« Reply #1 on: 18/01/2014 23:56:15 »
Your blood can express antigens of 3 basic classes:
A (or nothing)
B (or nothing)
Rh+ (or nothing)
O is the abbreviation for neither A nor B.

If a "foreign" antigen is injected into a person, they can mount an immune response against it which can be very harmful when injecting foreign blood.

So, a person with A+ blood can receive either identical A+ blood, or one of (A-, O+, or O-) as they  don't express antigens that the body isn't used to.

An AB+ recipient has all the antigens and is known as a universal recipient, allowing them to receive any type of blood.

An O- recipient has none of the blood type antigens and can ONLY be given O- blood.  However, they are known as the universal donor as they don't have any of the major blood antigens.

Why do we have blood types?
It is part of the same antigen recognition system for our immune system that recognizes bacteria and other foreign invaders in the body.  Perhaps one should find it amazing that humans only have 3 major blood types.  Any other transplant is far more complex.

There are some theories that various diseases may have helped select for different blood antigens.

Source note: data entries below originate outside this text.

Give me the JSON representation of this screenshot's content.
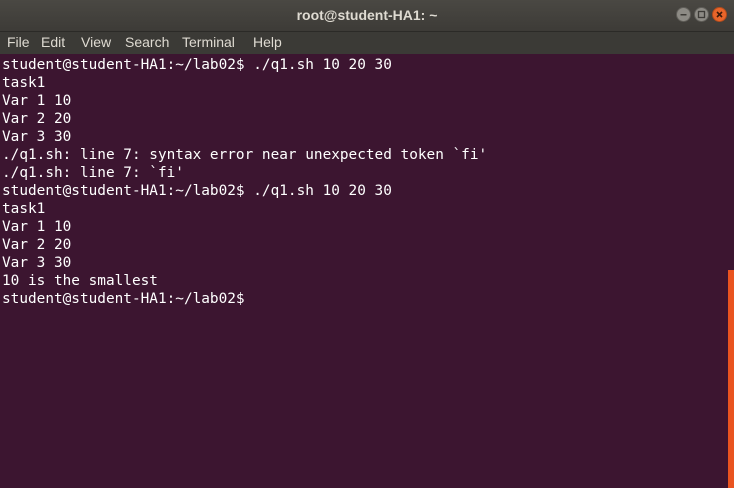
{
  "window": {
    "title": "root@student-HA1: ~"
  },
  "menu": {
    "items": [
      "File",
      "Edit",
      "View",
      "Search",
      "Terminal",
      "Help"
    ]
  },
  "terminal": {
    "lines": [
      "student@student-HA1:~/lab02$ ./q1.sh 10 20 30",
      "task1",
      "Var 1 10",
      "Var 2 20",
      "Var 3 30",
      "./q1.sh: line 7: syntax error near unexpected token `fi'",
      "./q1.sh: line 7: `fi'",
      "student@student-HA1:~/lab02$ ./q1.sh 10 20 30",
      "task1",
      "Var 1 10",
      "Var 2 20",
      "Var 3 30",
      "10 is the smallest",
      "student@student-HA1:~/lab02$"
    ]
  },
  "colors": {
    "background": "#3c1530",
    "text": "#ffffff",
    "accent": "#e95420"
  }
}
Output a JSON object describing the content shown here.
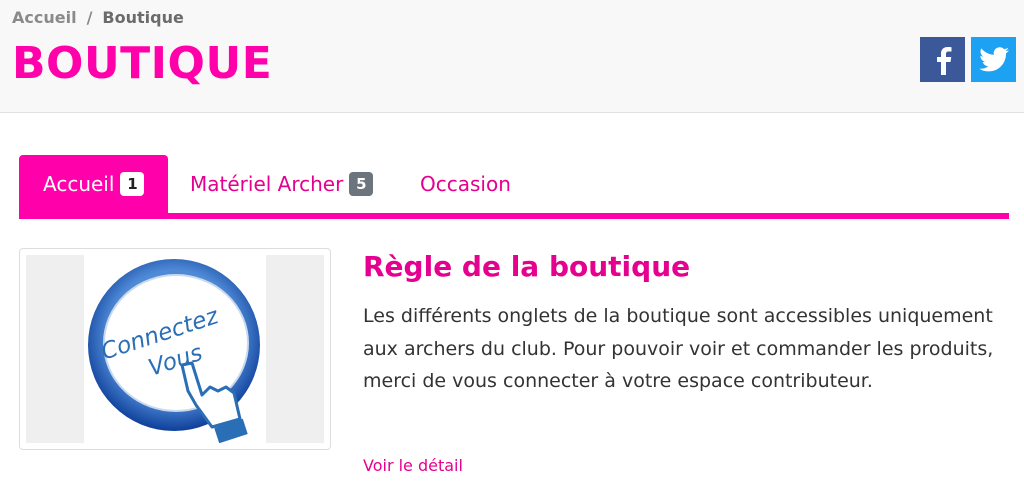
{
  "breadcrumb": {
    "home": "Accueil",
    "separator": "/",
    "current": "Boutique"
  },
  "page": {
    "title": "BOUTIQUE"
  },
  "social": {
    "facebook_icon": "facebook-icon",
    "twitter_icon": "twitter-icon"
  },
  "tabs": [
    {
      "label": "Accueil",
      "badge": "1",
      "active": true
    },
    {
      "label": "Matériel Archer",
      "badge": "5",
      "active": false
    },
    {
      "label": "Occasion",
      "badge": "",
      "active": false
    }
  ],
  "article": {
    "image_text_line1": "Connectez",
    "image_text_line2": "Vous",
    "title": "Règle de la boutique",
    "body": "Les différents onglets de la boutique sont accessibles uniquement aux archers du club. Pour pouvoir voir et commander les produits, merci de vous connecter à votre espace contributeur.",
    "read_more": "Voir le détail"
  },
  "colors": {
    "accent": "#ff00aa",
    "facebook": "#3b5998",
    "twitter": "#1da1f2",
    "badge_grey": "#6c757d"
  }
}
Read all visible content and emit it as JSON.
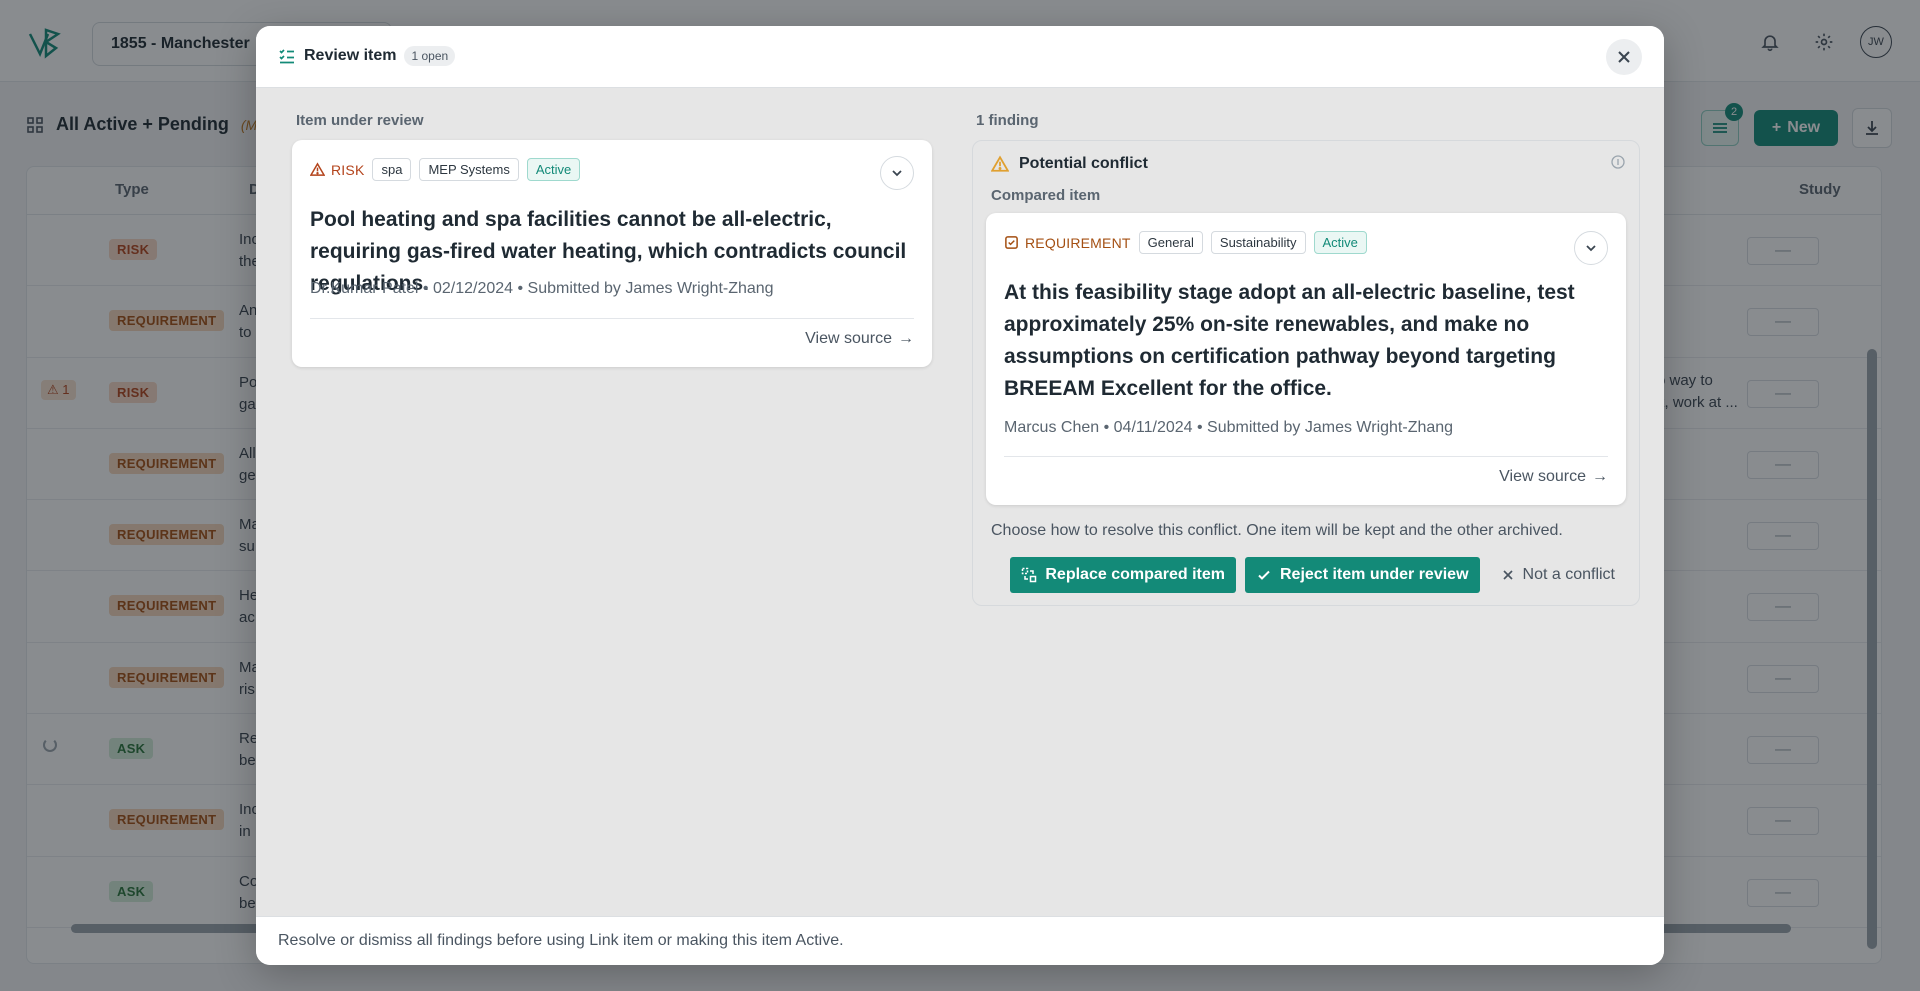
{
  "app": {
    "project": "1855 - Manchester",
    "avatar_initials": "JW"
  },
  "toolbar": {
    "view_title": "All Active + Pending",
    "view_sub": "(Mo",
    "filter_count": "2",
    "new_label": "New"
  },
  "table": {
    "columns": {
      "type": "Type",
      "d": "D",
      "study": "Study"
    },
    "rows": [
      {
        "type": "RISK",
        "kind": "risk",
        "text1": "Inc",
        "text2": "the",
        "flag": "",
        "spinner": false,
        "dash": "—"
      },
      {
        "type": "REQUIREMENT",
        "kind": "req",
        "text1": "An",
        "text2": "to",
        "flag": "",
        "spinner": false,
        "dash": "—"
      },
      {
        "type": "RISK",
        "kind": "risk",
        "text1": "Po",
        "text2": "ga",
        "flag": "1",
        "spinner": false,
        "dash": "—",
        "side1": "o way to",
        "side2": "k, work at ..."
      },
      {
        "type": "REQUIREMENT",
        "kind": "req",
        "text1": "All",
        "text2": "ge",
        "flag": "",
        "spinner": false,
        "dash": "—"
      },
      {
        "type": "REQUIREMENT",
        "kind": "req",
        "text1": "Ma",
        "text2": "su",
        "flag": "",
        "spinner": false,
        "dash": "—"
      },
      {
        "type": "REQUIREMENT",
        "kind": "req",
        "text1": "He",
        "text2": "ac",
        "flag": "",
        "spinner": false,
        "dash": "—"
      },
      {
        "type": "REQUIREMENT",
        "kind": "req",
        "text1": "Ma",
        "text2": "ris",
        "flag": "",
        "spinner": false,
        "dash": "—"
      },
      {
        "type": "ASK",
        "kind": "ask",
        "text1": "Re",
        "text2": "be",
        "flag": "",
        "spinner": true,
        "dash": "—"
      },
      {
        "type": "REQUIREMENT",
        "kind": "req",
        "text1": "Inc",
        "text2": "in",
        "flag": "",
        "spinner": false,
        "dash": "—"
      },
      {
        "type": "ASK",
        "kind": "ask",
        "text1": "Co",
        "text2": "be",
        "flag": "",
        "spinner": false,
        "dash": "—"
      }
    ]
  },
  "modal": {
    "title": "Review item",
    "open_badge": "1 open",
    "left_label": "Item under review",
    "right_label": "1 finding",
    "review_item": {
      "type": "RISK",
      "tags": [
        "spa",
        "MEP Systems"
      ],
      "status": "Active",
      "body": "Pool heating and spa facilities cannot be all-electric, requiring gas-fired water heating, which contradicts council regulations.",
      "meta": "Dr.Kumar Patel • 02/12/2024 • Submitted by James Wright-Zhang",
      "view_source": "View source"
    },
    "finding": {
      "title": "Potential conflict",
      "compared_label": "Compared item",
      "compared_item": {
        "type": "REQUIREMENT",
        "tags": [
          "General",
          "Sustainability"
        ],
        "status": "Active",
        "body": "At this feasibility stage adopt an all-electric baseline, test approximately 25% on-site renewables, and make no assumptions on certification pathway beyond targeting BREEAM Excellent for the office.",
        "meta": "Marcus Chen • 04/11/2024 • Submitted by James Wright-Zhang",
        "view_source": "View source"
      },
      "resolve_text": "Choose how to resolve this conflict. One item will be kept and the other archived.",
      "actions": {
        "replace": "Replace compared item",
        "reject": "Reject item under review",
        "dismiss": "Not a conflict"
      }
    },
    "footer_text": "Resolve or dismiss all findings before using Link item or making this item Active."
  },
  "colors": {
    "accent": "#138a78",
    "risk": "#b4441c",
    "requirement": "#a44f12",
    "warning": "#e0a030"
  }
}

Given time, however, one should do a full compatibility check of the blood in case some minor antigen also creates a reaction.